December 3, 2021: By 2025, heavy metals such as lead, mercury, cadmium, chromium, arsenic and thallium will have to be curbed by 5% over 2020 levels, China’s environmental ministry announced on November 22, commodity analysts Fastmarkets reported.
It lists lead-acid battery manufacturing, non-ferrous metal mining, mined material processing, non-ferrous and industrial metal smelting and electro-galvanizing as sectors that will be subject to the new targets.
The Global Times, the Chinese government mouthpiece, said local governments would be encouraged to impose even higher standards if they had the ability to do so, ‘and capacity that can’t meet environmental standards even after upgrading will be shut down’.
“Moreover, regulators will keep a close eye on new construction or the expansion and renovation of existing projects, to make sure that the work complies with relevant environmental impact assessment requirements,” the publication says.
It also adds that the 5% target was not particularly high.
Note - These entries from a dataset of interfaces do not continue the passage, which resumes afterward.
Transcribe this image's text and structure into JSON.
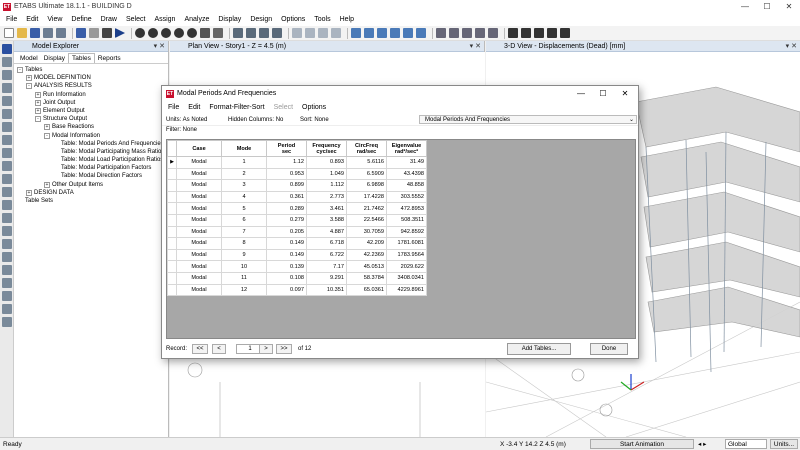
{
  "app": {
    "title": "ETABS Ultimate 18.1.1 - BUILDING D",
    "icon": "ET"
  },
  "menubar": [
    "File",
    "Edit",
    "View",
    "Define",
    "Draw",
    "Select",
    "Assign",
    "Analyze",
    "Display",
    "Design",
    "Options",
    "Tools",
    "Help"
  ],
  "explorer": {
    "title": "Model Explorer",
    "tabs": [
      "Model",
      "Display",
      "Tables",
      "Reports"
    ],
    "active_tab": "Tables",
    "tree": [
      {
        "level": 0,
        "toggle": "-",
        "label": "Tables"
      },
      {
        "level": 1,
        "toggle": "+",
        "label": "MODEL DEFINITION"
      },
      {
        "level": 1,
        "toggle": "-",
        "label": "ANALYSIS RESULTS"
      },
      {
        "level": 2,
        "toggle": "+",
        "label": "Run Information"
      },
      {
        "level": 2,
        "toggle": "+",
        "label": "Joint Output"
      },
      {
        "level": 2,
        "toggle": "+",
        "label": "Element Output"
      },
      {
        "level": 2,
        "toggle": "-",
        "label": "Structure Output"
      },
      {
        "level": 3,
        "toggle": "+",
        "label": "Base Reactions"
      },
      {
        "level": 3,
        "toggle": "-",
        "label": "Modal Information"
      },
      {
        "level": 4,
        "toggle": "",
        "label": "Table:  Modal Periods And Frequencies"
      },
      {
        "level": 4,
        "toggle": "",
        "label": "Table:  Modal Participating Mass Ratios"
      },
      {
        "level": 4,
        "toggle": "",
        "label": "Table:  Modal Load Participation Ratios"
      },
      {
        "level": 4,
        "toggle": "",
        "label": "Table:  Modal Participation Factors"
      },
      {
        "level": 4,
        "toggle": "",
        "label": "Table:  Modal Direction Factors"
      },
      {
        "level": 3,
        "toggle": "+",
        "label": "Other Output Items"
      },
      {
        "level": 1,
        "toggle": "+",
        "label": "DESIGN DATA"
      },
      {
        "level": 0,
        "toggle": "",
        "label": "Table Sets"
      }
    ]
  },
  "planview": {
    "title": "Plan View - Story1 - Z = 4.5 (m)"
  },
  "view3d": {
    "title": "3-D View  - Displacements (Dead)  [mm]"
  },
  "dialog": {
    "title": "Modal Periods And Frequencies",
    "icon": "ET",
    "menu": [
      "File",
      "Edit",
      "Format-Filter-Sort",
      "Select",
      "Options"
    ],
    "units_label": "Units:  As Noted",
    "hidden_label": "Hidden Columns:  No",
    "sort_label": "Sort:  None",
    "table_select": "Modal Periods And Frequencies",
    "filter_label": "Filter:  None",
    "columns": [
      {
        "line1": "Case",
        "line2": ""
      },
      {
        "line1": "Mode",
        "line2": ""
      },
      {
        "line1": "Period",
        "line2": "sec"
      },
      {
        "line1": "Frequency",
        "line2": "cyc/sec"
      },
      {
        "line1": "CircFreq",
        "line2": "rad/sec"
      },
      {
        "line1": "Eigenvalue",
        "line2": "rad²/sec²"
      }
    ],
    "rows": [
      [
        "Modal",
        "1",
        "1.12",
        "0.893",
        "5.6116",
        "31.49"
      ],
      [
        "Modal",
        "2",
        "0.953",
        "1.049",
        "6.5909",
        "43.4398"
      ],
      [
        "Modal",
        "3",
        "0.899",
        "1.112",
        "6.9898",
        "48.858"
      ],
      [
        "Modal",
        "4",
        "0.361",
        "2.773",
        "17.4228",
        "303.5552"
      ],
      [
        "Modal",
        "5",
        "0.289",
        "3.461",
        "21.7462",
        "472.8953"
      ],
      [
        "Modal",
        "6",
        "0.279",
        "3.588",
        "22.5466",
        "508.3511"
      ],
      [
        "Modal",
        "7",
        "0.205",
        "4.887",
        "30.7059",
        "942.8592"
      ],
      [
        "Modal",
        "8",
        "0.149",
        "6.718",
        "42.209",
        "1781.6081"
      ],
      [
        "Modal",
        "9",
        "0.149",
        "6.722",
        "42.2369",
        "1783.9564"
      ],
      [
        "Modal",
        "10",
        "0.139",
        "7.17",
        "45.0513",
        "2029.622"
      ],
      [
        "Modal",
        "11",
        "0.108",
        "9.291",
        "58.3784",
        "3408.0341"
      ],
      [
        "Modal",
        "12",
        "0.097",
        "10.351",
        "65.0361",
        "4229.8961"
      ]
    ],
    "current_row_marker": "▶",
    "footer": {
      "record_label": "Record:",
      "first": "<<",
      "prev": "<",
      "record_value": "1",
      "next": ">",
      "last": ">>",
      "of_label": "of 12",
      "add_tables": "Add Tables...",
      "done": "Done"
    }
  },
  "statusbar": {
    "ready": "Ready",
    "coords": "X -3.4  Y 14.2  Z 4.5 (m)",
    "start_animation": "Start Animation",
    "arrows": "◂ ▸",
    "coord_system": "Global",
    "units": "Units..."
  }
}
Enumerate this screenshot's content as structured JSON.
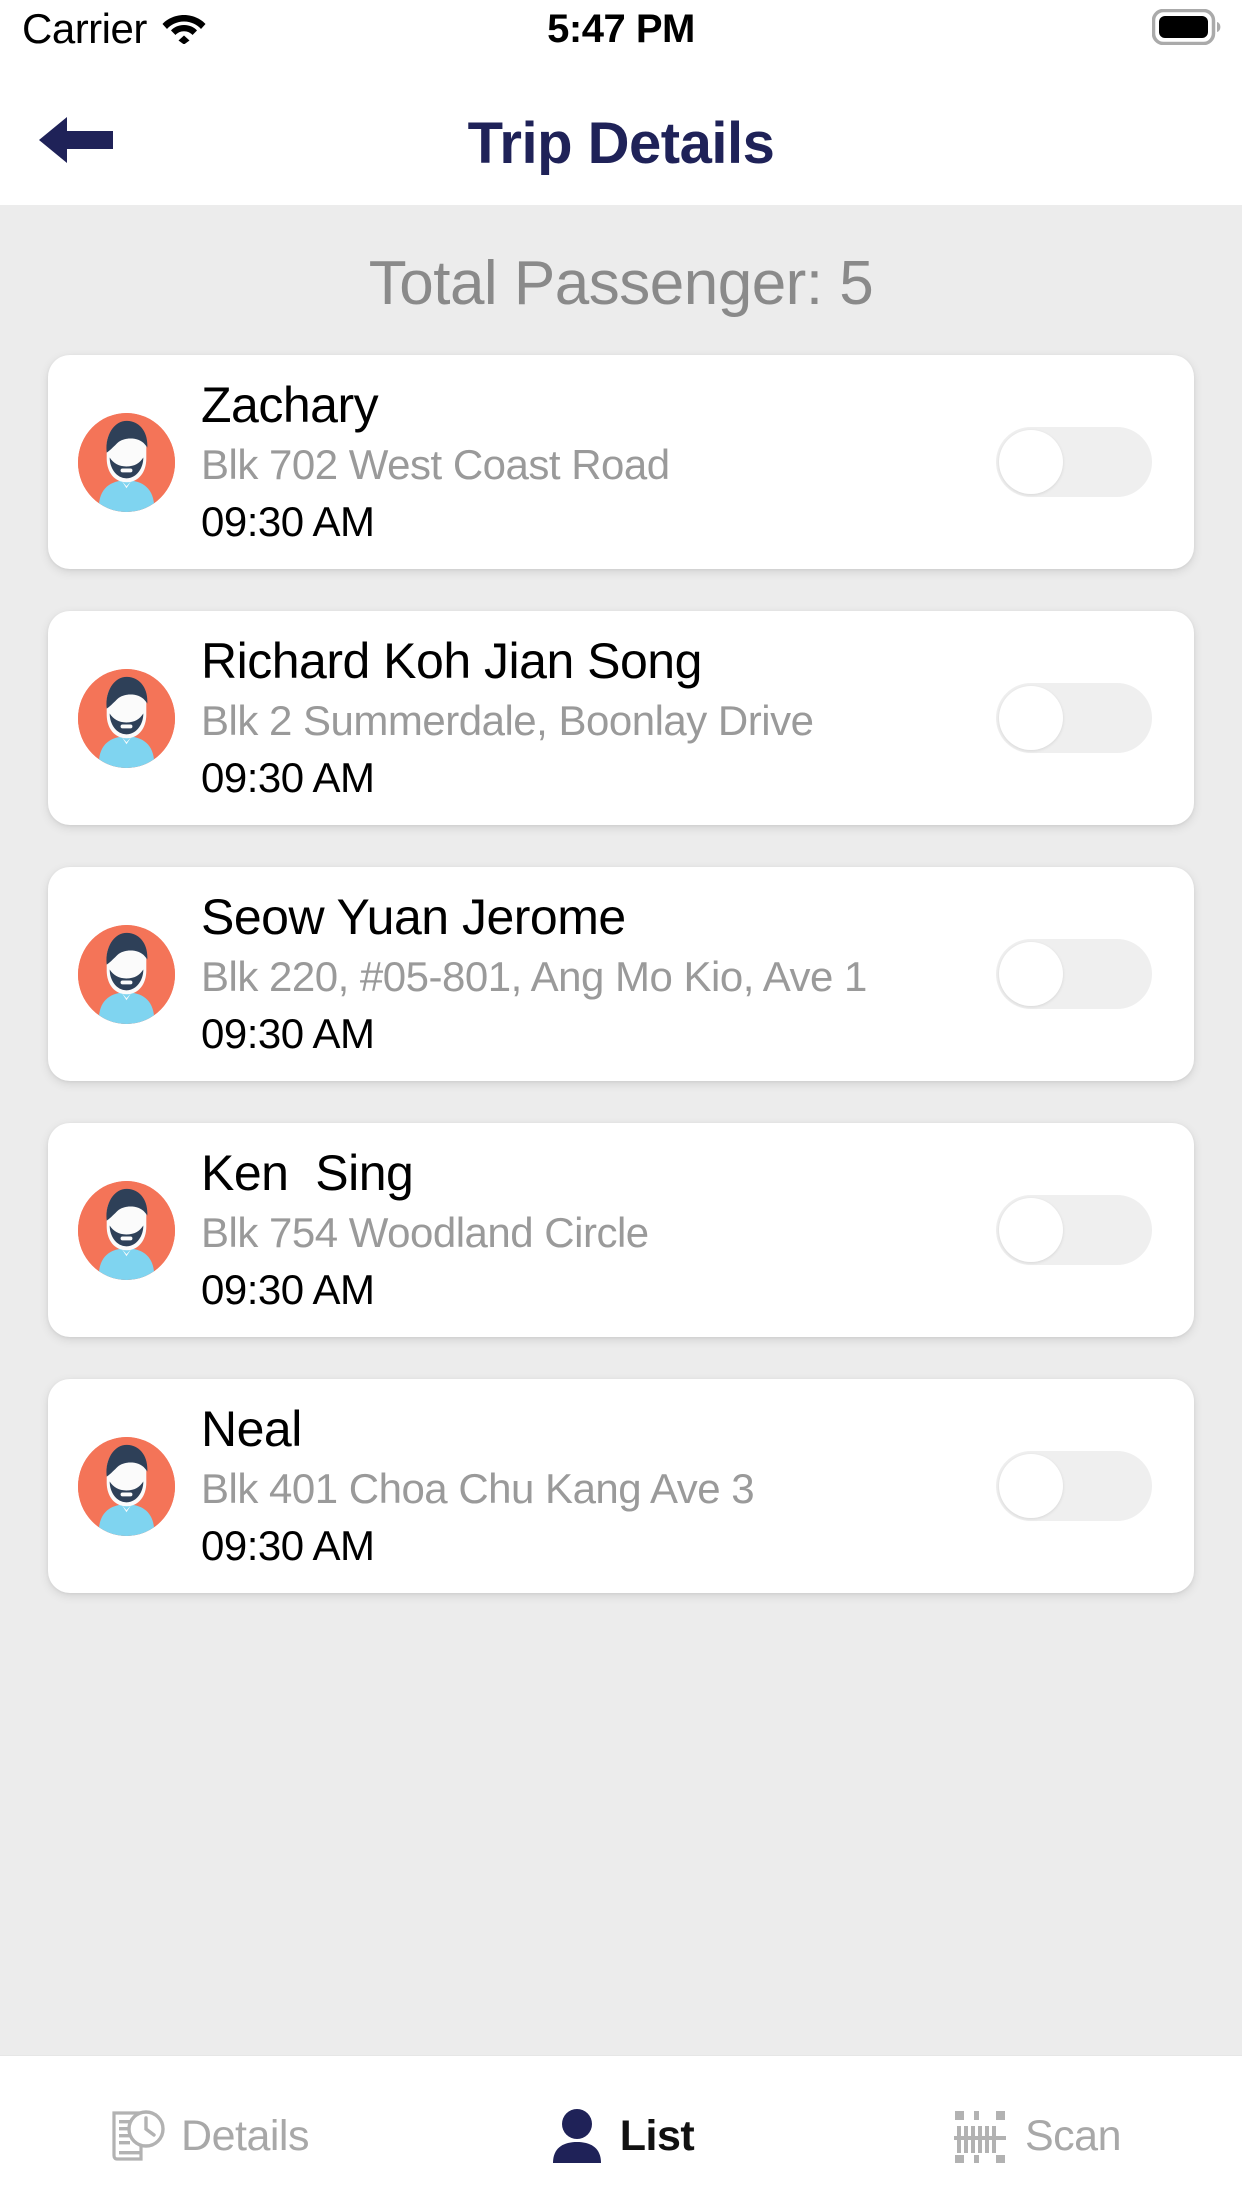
{
  "status_bar": {
    "carrier": "Carrier",
    "wifi_icon": "wifi-icon",
    "time": "5:47 PM",
    "battery_icon": "battery-full-icon"
  },
  "nav": {
    "back_icon": "arrow-left-icon",
    "title": "Trip Details",
    "title_color": "#1F2258"
  },
  "main": {
    "summary": "Total Passenger: 5",
    "background_color": "#ECECEC",
    "passengers": [
      {
        "name": "Zachary",
        "address": "Blk 702 West Coast Road",
        "time": "09:30 AM",
        "toggle_on": false,
        "avatar_icon": "user-avatar-icon"
      },
      {
        "name": "Richard Koh Jian Song",
        "address": "Blk 2 Summerdale, Boonlay Drive",
        "time": "09:30 AM",
        "toggle_on": false,
        "avatar_icon": "user-avatar-icon"
      },
      {
        "name": "Seow Yuan Jerome",
        "address": "Blk 220, #05-801, Ang Mo Kio, Ave 1",
        "time": "09:30 AM",
        "toggle_on": false,
        "avatar_icon": "user-avatar-icon"
      },
      {
        "name": "Ken  Sing",
        "address": "Blk 754 Woodland Circle",
        "time": "09:30 AM",
        "toggle_on": false,
        "avatar_icon": "user-avatar-icon"
      },
      {
        "name": "Neal",
        "address": "Blk 401 Choa Chu Kang Ave 3",
        "time": "09:30 AM",
        "toggle_on": false,
        "avatar_icon": "user-avatar-icon"
      }
    ]
  },
  "tabbar": {
    "tabs": [
      {
        "label": "Details",
        "icon": "document-clock-icon",
        "active": false
      },
      {
        "label": "List",
        "icon": "person-icon",
        "active": true
      },
      {
        "label": "Scan",
        "icon": "barcode-scan-icon",
        "active": false
      }
    ],
    "active_color": "#1F2258",
    "inactive_color": "#A8A8A8"
  },
  "colors": {
    "avatar_background": "#F47458",
    "avatar_hair": "#2E4058",
    "avatar_shirt": "#7FD4F0",
    "avatar_face": "#FBFBFB",
    "card_background": "#FFFFFF",
    "toggle_track": "#EFEFEF",
    "toggle_knob": "#FFFFFF"
  }
}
“The five per cent target is a little low compared with previous targets, but it shows that China has made some achievements in fighting heavy metal pollution, as the process will become more difficult when it approaches the end,” the paper quotes Lin Boqiang, director of the China Center for Energy Economics Research at Xiamen University, as saying.
While he admitted that China’s heavy metal pollution was higher than in many developed countries, Lin said it was better than most developing ones “as China has made continuous efforts to adjust its industrial structure”.
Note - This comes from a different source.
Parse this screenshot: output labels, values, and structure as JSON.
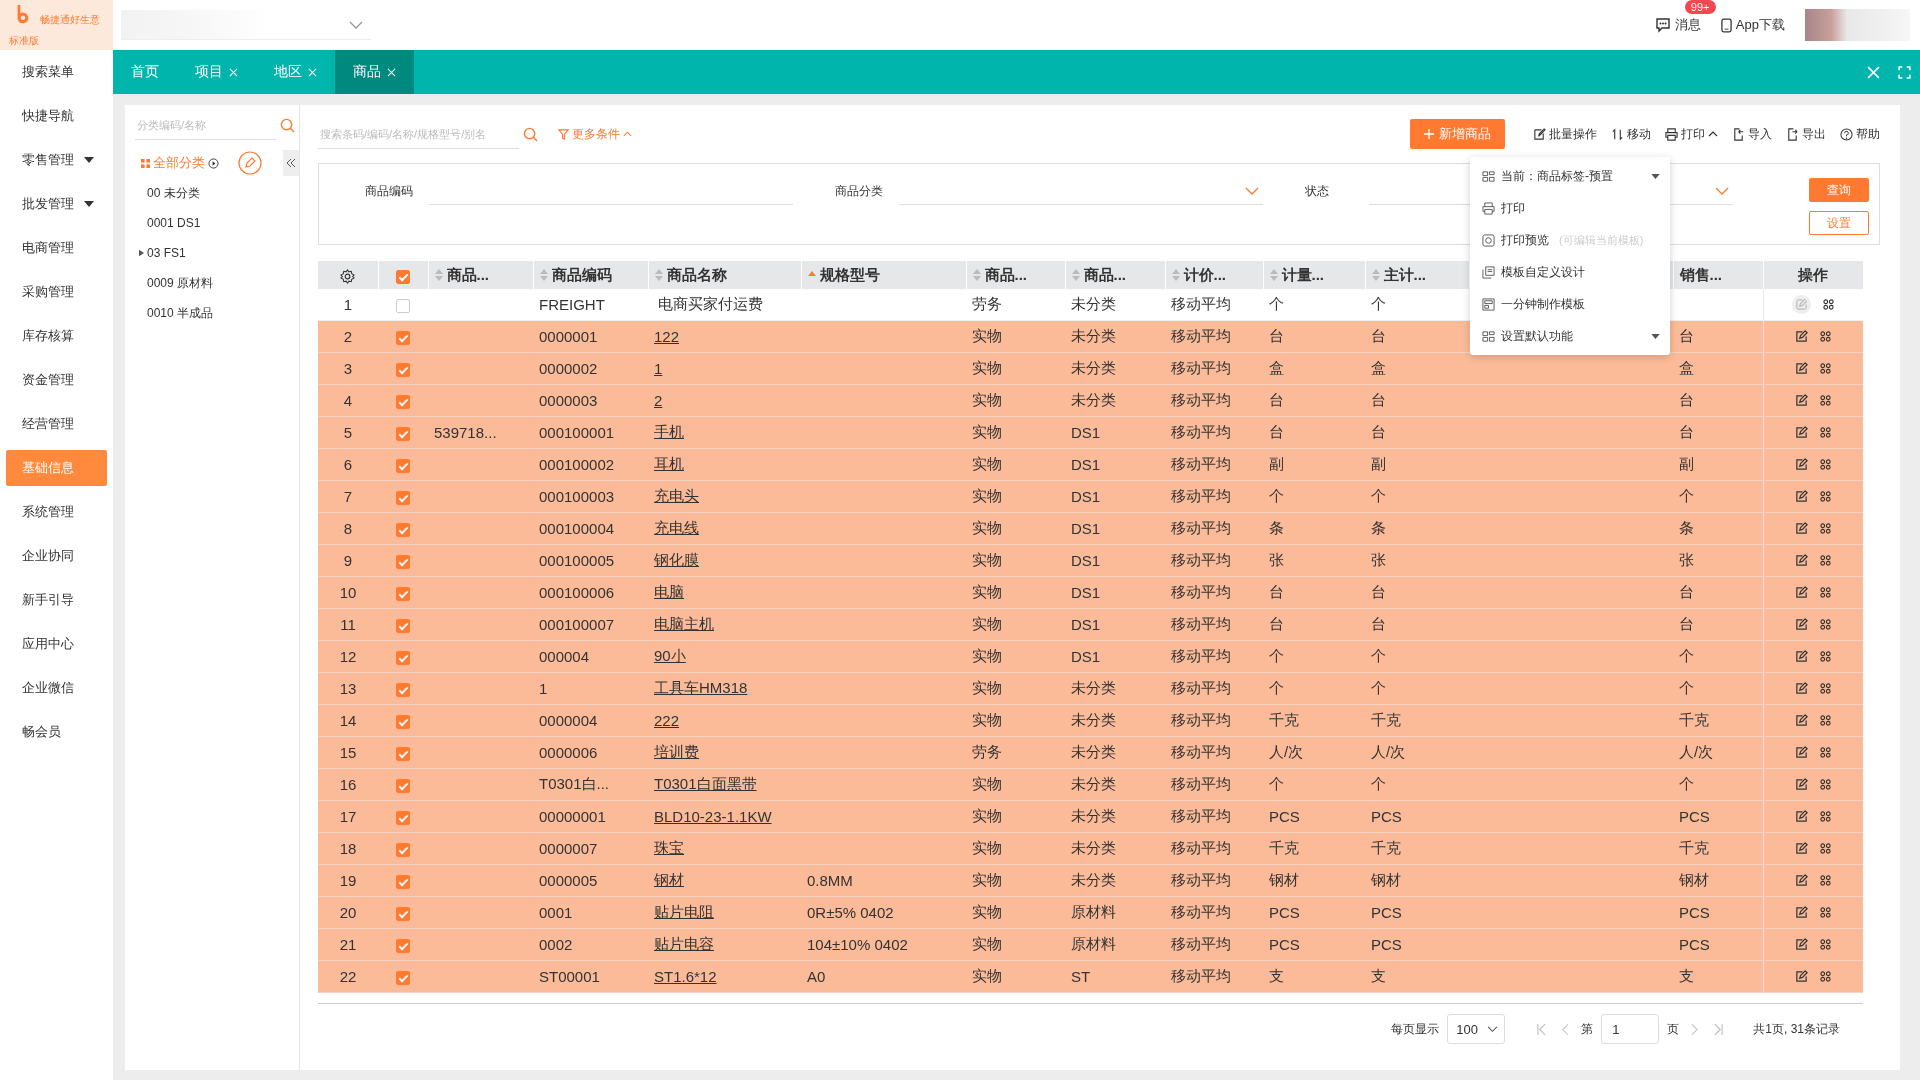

Much of the heavy metals pollution finds its way into water, which will require stricter monitoring, the paper says.